Don't drink and drive: drink and tap.

 

News last week that the federal government is considering recommending the threshold for operating a vehicle under the influence be lowered from .08 percent to .05 percent stirred up controversy on either side of the issue. Luckily for us drinkers, however, we got some good news, as well: you may no longer need to make that possbly-illegal drive to restock on supplies, anyway.

 

A new alcohol-delivery service application called Drizly (drizly.com), developed by three Boston College alums, was just rolled out after a year of testing, development, and — this is probably crucial here in Mass — legal advice. Seems almost too good to be true, but it's legit. So why hasn't anyone thought of this before?

 

That question is how the founders arrived at this junction, explains Nick Rellas. More specifically, "Why cant we use our phone to deliver?”

 

“We see mobile devices as tools that consumers carry around everyday," he says. "There's no reason why the package store industry can't leverage these computers in our pockets to increase sales and change the competitive forces at play."

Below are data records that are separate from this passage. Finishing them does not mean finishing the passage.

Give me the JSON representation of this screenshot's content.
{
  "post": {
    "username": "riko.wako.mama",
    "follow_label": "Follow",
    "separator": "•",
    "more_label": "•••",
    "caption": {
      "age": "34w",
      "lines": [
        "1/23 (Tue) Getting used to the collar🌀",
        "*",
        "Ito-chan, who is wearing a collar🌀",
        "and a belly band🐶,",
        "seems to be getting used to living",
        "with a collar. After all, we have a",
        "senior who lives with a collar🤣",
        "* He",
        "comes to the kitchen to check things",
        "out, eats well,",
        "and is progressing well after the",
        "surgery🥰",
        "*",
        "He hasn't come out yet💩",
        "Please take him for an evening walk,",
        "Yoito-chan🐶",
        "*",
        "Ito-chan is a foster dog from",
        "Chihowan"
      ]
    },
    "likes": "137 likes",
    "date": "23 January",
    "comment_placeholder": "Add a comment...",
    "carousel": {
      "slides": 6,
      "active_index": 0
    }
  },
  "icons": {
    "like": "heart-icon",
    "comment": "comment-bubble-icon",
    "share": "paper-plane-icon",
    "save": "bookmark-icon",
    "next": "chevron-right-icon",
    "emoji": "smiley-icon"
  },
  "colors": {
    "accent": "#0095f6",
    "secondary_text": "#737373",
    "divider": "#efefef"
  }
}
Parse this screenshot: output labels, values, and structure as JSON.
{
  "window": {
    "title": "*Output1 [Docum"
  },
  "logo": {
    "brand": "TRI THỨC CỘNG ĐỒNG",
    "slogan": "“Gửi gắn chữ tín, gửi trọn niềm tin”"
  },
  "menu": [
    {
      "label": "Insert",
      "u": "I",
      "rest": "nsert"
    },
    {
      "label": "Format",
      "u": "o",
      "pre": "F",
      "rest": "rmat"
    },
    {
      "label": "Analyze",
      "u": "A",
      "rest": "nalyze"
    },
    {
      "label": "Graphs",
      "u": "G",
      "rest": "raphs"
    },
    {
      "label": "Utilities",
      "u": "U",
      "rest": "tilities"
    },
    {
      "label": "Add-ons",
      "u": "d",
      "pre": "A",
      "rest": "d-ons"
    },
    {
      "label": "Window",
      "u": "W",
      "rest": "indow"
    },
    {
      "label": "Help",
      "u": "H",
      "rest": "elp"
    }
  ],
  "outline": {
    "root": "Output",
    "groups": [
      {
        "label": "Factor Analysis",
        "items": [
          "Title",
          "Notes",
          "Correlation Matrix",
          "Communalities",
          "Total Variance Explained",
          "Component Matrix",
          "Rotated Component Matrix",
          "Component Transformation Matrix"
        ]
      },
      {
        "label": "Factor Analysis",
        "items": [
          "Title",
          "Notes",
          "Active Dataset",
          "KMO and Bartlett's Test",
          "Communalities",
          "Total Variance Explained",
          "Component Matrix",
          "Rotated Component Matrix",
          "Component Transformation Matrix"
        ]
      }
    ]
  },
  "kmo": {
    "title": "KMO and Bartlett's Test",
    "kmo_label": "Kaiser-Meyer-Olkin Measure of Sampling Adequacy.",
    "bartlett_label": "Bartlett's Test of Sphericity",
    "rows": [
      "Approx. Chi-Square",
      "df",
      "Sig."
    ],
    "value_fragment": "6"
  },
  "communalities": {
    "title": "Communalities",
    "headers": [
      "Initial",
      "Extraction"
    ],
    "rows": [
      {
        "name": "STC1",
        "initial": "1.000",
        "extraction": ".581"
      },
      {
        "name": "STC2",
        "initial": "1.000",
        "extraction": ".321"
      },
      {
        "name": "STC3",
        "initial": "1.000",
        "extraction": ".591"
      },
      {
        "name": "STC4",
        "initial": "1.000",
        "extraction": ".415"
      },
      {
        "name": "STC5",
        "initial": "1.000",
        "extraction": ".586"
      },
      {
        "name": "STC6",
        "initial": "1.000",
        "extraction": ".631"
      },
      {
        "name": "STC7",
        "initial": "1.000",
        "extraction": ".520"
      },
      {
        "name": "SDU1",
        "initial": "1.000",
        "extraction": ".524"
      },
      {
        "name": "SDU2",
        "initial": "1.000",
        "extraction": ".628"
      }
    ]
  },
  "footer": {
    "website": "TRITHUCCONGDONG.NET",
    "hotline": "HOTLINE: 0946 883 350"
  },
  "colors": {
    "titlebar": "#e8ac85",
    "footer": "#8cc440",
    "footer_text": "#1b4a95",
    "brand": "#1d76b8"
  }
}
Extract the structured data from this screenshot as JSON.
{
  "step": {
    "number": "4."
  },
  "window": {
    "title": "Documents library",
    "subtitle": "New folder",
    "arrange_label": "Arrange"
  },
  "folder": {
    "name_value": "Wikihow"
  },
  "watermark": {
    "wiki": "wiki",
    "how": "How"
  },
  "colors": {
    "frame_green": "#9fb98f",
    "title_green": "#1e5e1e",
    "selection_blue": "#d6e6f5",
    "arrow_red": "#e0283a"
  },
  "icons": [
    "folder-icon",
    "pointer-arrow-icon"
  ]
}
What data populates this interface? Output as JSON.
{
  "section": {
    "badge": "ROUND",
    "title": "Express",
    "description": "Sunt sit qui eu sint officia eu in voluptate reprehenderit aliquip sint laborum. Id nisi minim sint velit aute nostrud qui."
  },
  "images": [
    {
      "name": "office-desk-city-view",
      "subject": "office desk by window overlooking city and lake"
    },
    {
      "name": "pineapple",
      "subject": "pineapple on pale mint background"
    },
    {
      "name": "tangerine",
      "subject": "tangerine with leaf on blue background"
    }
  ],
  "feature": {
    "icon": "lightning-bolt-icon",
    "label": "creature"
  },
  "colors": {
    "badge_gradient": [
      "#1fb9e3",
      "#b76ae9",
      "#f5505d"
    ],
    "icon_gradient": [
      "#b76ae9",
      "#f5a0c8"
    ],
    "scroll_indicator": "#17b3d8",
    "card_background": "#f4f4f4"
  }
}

Drizly won't make money on the transaction itself, instead cashing in on advertising on the application. “We wanted to bring value across all areas of the spirits industry, from brand to distributor, retailer and consumer,” Rellas says. "In a world full of 'big data,' this industry is behind, and [the liquor companies] spend billions on advertising to make up for it.”

Drizly will utilize purchase data (not any that identifies the user personally) to serve ads that fall in line with your interests. Buy a lot of gin? You might get a recommendation on the interface for a company they partner with, like South Boston's GrandTen Distillers.

“We want to bring you new, interesting products that you will actually enjoy. We are using that data to help the experience of purchasing and consuming spirits," he says.

Perhaps even saving lives in the process — or at least saving you a trip to the store.

How it works

The thinking behind the market forces here may be complex, but the app itself is straightforward. You sign in (it's available for iOS devices at the moment), set up your profile, and begin searching for spirits or beers that you want delivered. An hour or so later, they arrive at your home, where drivers, employed by the stores, scan your ID. Be nice if they'd come in and mix up some cocktails for us while they were at it, but let's not get greedy here. The supply is somewhat limited to start, but they plan to expand the brands available, and the stores they work with (Gordon's Wine and Spirits as of now) as the roll out proceeds. The Drizly team worked with Advanced ID Detection, a company in Medway, to develop a proprietary, mobile, forensic ID verification system that assures that the person purchasing and receiving the alcohol is of age.